Tuesday, October 30, 2007

Guest blog: A Tapestry of Beauty from Ashes (Part 1 of 2)

Steve Vickers, president and founder of Harvest Churches International is one of my dearest friends. One of the wisest men I know, Steve planted and pastored Christian Life Church in Montgomery, Alabama for many years before heeding the call of God to relocate to Southern California and start again. He left a successful, growing and thriving church in his middle-aged years, eschewing the comforts and predictability of what he'd already built for the relative insecurity of a new life. Steve is one of the true "Barbarian warriors." I will be posting a two-part article that he wrote that really speaks to my heart deeply. I sure hope you enjoy it.

As I look out the window, the air is filled with smoke from the fires that remain. Though a number of the fires have either been contained or have burned out, nine still continue as of the time of this writing. But only one of those really gives any cause for concern.

This has been a harrowing experience for hundreds of thousands of people here in southern California. Many have lost everything but their lives. Some have even lost that. Thousands of families returned to find only rubble where their homes once stood. What do you do when you stand on the rubble of your life? What do you do when, suddenly, without notice, your life is turned upside down and dashed on the rocks of tragedy? What do you do when you stand, looking at the broken pieces of what used to be your life? What do you do in the heart-wrenching emotion of that moment? Your body tired, your emotions drained, your mind dumbfounded—what do you do?

My heart has gone out to those who have suffered such loss. Those who make light of it or try to downplay it make it obvious that they have never been there. Loss is never easy or fun; it always costs. Yet it is a necessary and normal part of life. We all suffer loss at times. No declaration of faith will keep us from it. Loved ones die, ventures fail, relationships cease—these and other pains are a part of everyone’s story. For some reason we don’t hear of them though, especially in Christian circles. It’s as if they were somehow mysteriously erased from the story of our lives, leaving only successes, gains, victories, and great times.
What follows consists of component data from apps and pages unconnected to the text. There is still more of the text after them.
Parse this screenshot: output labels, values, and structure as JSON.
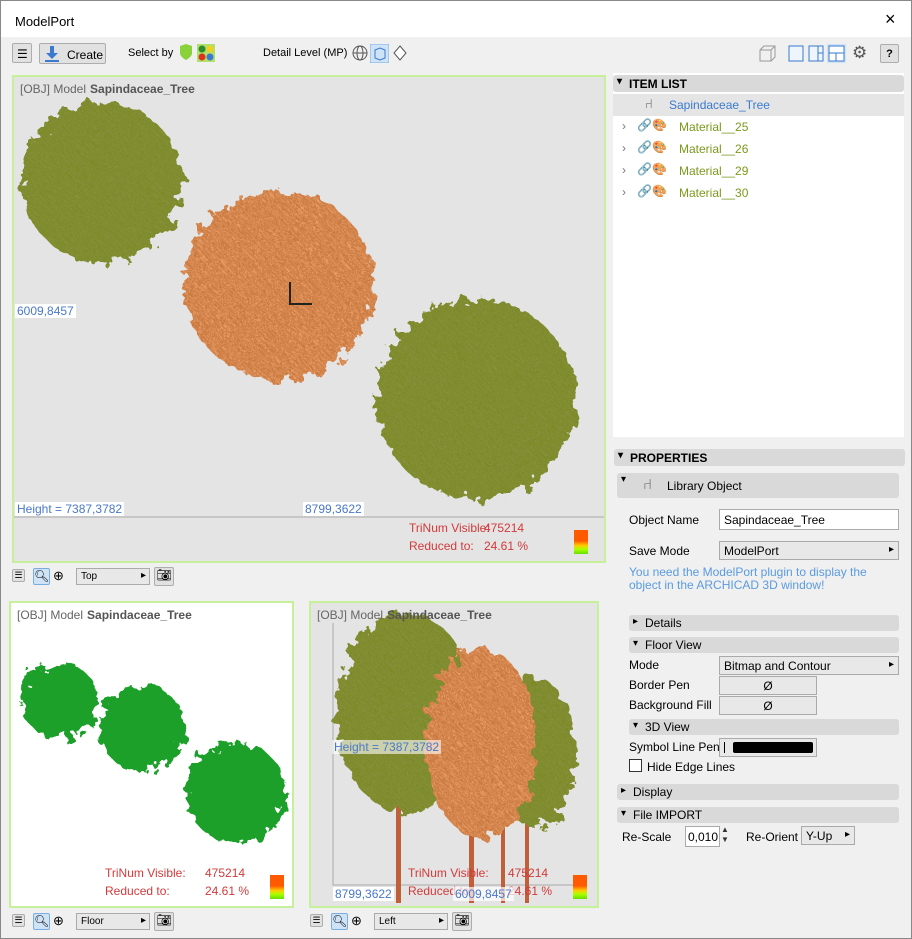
{
  "window": {
    "title": "ModelPort",
    "close": "×"
  },
  "toolbar": {
    "create_label": "Create",
    "select_by_label": "Select by",
    "detail_level_label": "Detail Level (MP)",
    "help_label": "?"
  },
  "viewports": [
    {
      "prefix": "[OBJ] Model",
      "name": "Sapindaceae_Tree",
      "view": "Top",
      "coord_left": "6009,8457",
      "height_label": "Height = 7387,3782",
      "coord_bottom": "8799,3622",
      "trinum_label": "TriNum Visible:",
      "trinum_value": "475214",
      "reduced_label": "Reduced to:",
      "reduced_value": "24.61 %"
    },
    {
      "prefix": "[OBJ] Model",
      "name": "Sapindaceae_Tree",
      "view": "Floor",
      "trinum_label": "TriNum Visible:",
      "trinum_value": "475214",
      "reduced_label": "Reduced to:",
      "reduced_value": "24.61 %"
    },
    {
      "prefix": "[OBJ] Model",
      "name": "Sapindaceae_Tree",
      "view": "Left",
      "height_label": "Height = 7387,3782",
      "coord_left": "8799,3622",
      "coord_bottom": "6009,8457",
      "trinum_label": "TriNum Visible:",
      "trinum_value": "475214",
      "reduced_label": "Reduced to:",
      "reduced_value": "24.61 %"
    }
  ],
  "item_list": {
    "title": "ITEM LIST",
    "root": "Sapindaceae_Tree",
    "items": [
      "Material__25",
      "Material__26",
      "Material__29",
      "Material__30"
    ]
  },
  "properties": {
    "title": "PROPERTIES",
    "object_type": "Library Object",
    "object_name_label": "Object Name",
    "object_name_value": "Sapindaceae_Tree",
    "save_mode_label": "Save Mode",
    "save_mode_value": "ModelPort",
    "notice": "You need the ModelPort plugin to display the object in the ARCHICAD 3D window!",
    "details": "Details",
    "floor_view": "Floor View",
    "mode_label": "Mode",
    "mode_value": "Bitmap and Contour",
    "border_pen_label": "Border Pen",
    "background_fill_label": "Background Fill",
    "empty_symbol": "Ø",
    "view3d": "3D View",
    "symbol_line_pen_label": "Symbol Line Pen",
    "hide_edge_lines": "Hide Edge Lines",
    "hide_edge_lines_checked": false,
    "display": "Display",
    "file_import": "File IMPORT",
    "rescale_label": "Re-Scale",
    "rescale_value": "0,010",
    "reorient_label": "Re-Orient",
    "reorient_value": "Y-Up"
  },
  "colors": {
    "accent": "#4a78c8",
    "stat_red": "#d23a3a",
    "viewport_border": "#c6f09a",
    "material_text": "#7a9a1c"
  }
}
Well, don’t erase them from my life. They cost me way too much. Nothing that came at such a high price to me will be erased or even relegated to a secluded corner of my life. They are a part of the very fabric of my life—a part of who I am. They have helped to define me. To erase them is to erase a part of my definition. I lived them; I walked through the valley they plowed in my life. And it is not a sign that I missed God or that He somehow forgot about me. On the contrary, like their victorious cousins, they are another facet of the testimony of God’s never ending love and unwavering faithfulness. God’s character and power are not so fragile that I must eradicate from my story anything that doesn’t speak of success and victory as defined in the narrow minds of the religious.

That’s one of the problems with American Christianity; it has too many man-made parts—parts which cannot stand up to the test of the realities of life. So a fantasy world is guardedly maintained. And if you are honest about your life, then you are expelled from "their" beautiful place. I have suffered their rejection because I was going through loss. And I am grateful for it. When they rejected me and erased me from their memories, I thought I was all alone. Then I heard a beautiful voice saying, “I will never leave you nor forsake you.” They had left me alone with Jesus, and there in His hand was a nail print. Looking closer, I was stunned as I saw my name engraved in His hand by the nail print.